45 .The Planning Game What you should know! > > > > > > Why is planning more important than having a plan? Why shouldn’t Customers make technical decisions? Why shouldn’t Developers make business decisions? Why should stories be written on index cards? Why should the Customer sort stories by value? Why should the Developer sort stories by risk? How do you assign stories to Developers? © Oscar Nierstrasz ESE 3.

The Planning Game Can you answer the following questions? > > > > > What is “extreme” about XP? What is the differences between a User Story and a Use Case? Are Developers allowed to write stories? What is the ideal time period for one iteration?

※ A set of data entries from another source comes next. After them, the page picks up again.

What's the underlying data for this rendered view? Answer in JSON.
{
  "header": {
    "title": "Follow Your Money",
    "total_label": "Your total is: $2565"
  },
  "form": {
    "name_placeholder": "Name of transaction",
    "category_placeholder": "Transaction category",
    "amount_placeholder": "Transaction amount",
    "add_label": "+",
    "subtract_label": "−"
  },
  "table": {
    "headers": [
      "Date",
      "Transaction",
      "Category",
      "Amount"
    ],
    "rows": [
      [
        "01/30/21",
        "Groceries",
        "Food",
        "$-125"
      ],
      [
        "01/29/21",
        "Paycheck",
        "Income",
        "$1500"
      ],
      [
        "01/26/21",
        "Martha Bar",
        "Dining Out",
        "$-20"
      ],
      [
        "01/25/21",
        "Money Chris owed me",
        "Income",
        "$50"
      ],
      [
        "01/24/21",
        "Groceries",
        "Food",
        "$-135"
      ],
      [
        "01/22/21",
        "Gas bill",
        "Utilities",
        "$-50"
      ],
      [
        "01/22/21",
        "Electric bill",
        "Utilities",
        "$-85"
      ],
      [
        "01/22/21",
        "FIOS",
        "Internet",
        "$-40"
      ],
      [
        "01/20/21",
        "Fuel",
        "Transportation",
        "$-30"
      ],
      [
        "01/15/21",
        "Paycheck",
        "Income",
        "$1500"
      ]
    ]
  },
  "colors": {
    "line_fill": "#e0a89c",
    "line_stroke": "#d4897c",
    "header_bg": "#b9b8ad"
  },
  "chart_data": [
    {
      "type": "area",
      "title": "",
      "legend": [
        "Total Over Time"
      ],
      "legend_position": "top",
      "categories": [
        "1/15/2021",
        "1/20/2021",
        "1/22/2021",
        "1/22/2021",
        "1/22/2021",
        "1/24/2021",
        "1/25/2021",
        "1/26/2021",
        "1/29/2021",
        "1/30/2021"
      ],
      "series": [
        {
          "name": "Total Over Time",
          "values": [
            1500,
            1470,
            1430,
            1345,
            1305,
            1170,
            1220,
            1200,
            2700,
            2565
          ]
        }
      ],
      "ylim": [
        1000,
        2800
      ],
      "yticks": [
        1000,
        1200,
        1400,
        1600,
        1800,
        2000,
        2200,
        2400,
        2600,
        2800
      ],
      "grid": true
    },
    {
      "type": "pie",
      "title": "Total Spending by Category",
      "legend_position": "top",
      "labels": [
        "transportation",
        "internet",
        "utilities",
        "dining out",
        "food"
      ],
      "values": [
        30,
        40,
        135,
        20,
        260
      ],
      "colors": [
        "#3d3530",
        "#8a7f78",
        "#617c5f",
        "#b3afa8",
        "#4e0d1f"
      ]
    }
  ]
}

How can you improve your skill at estimating stories? © Oscar Nierstrasz ESE 3.46 .

© Oscar Nierstrasz ESE 3. Nothing in this license impairs or restricts the author's moral rights.The Planning Game License > http://creativecommons. distribute and transmit the work to Remix — to adapt the work Under the following conditions: Attribution. Share Alike. If you alter. transform. Any of the above conditions can be waived if you get permission from the copyright holder. or build upon this work.0/ Attribution-ShareAlike 3. You must attribute the work in the manner specified by the author or licensor (but not in any way that suggests that they endorse you or your use of the work).47 . you may distribute the resulting work only under the same.org/licenses/by-sa/3. The best way to do this is with a link to this web page. similar or a compatible license. you must make clear to others the license terms of this work.0 Unported You are free: to Share — to copy. For any reuse or distribution.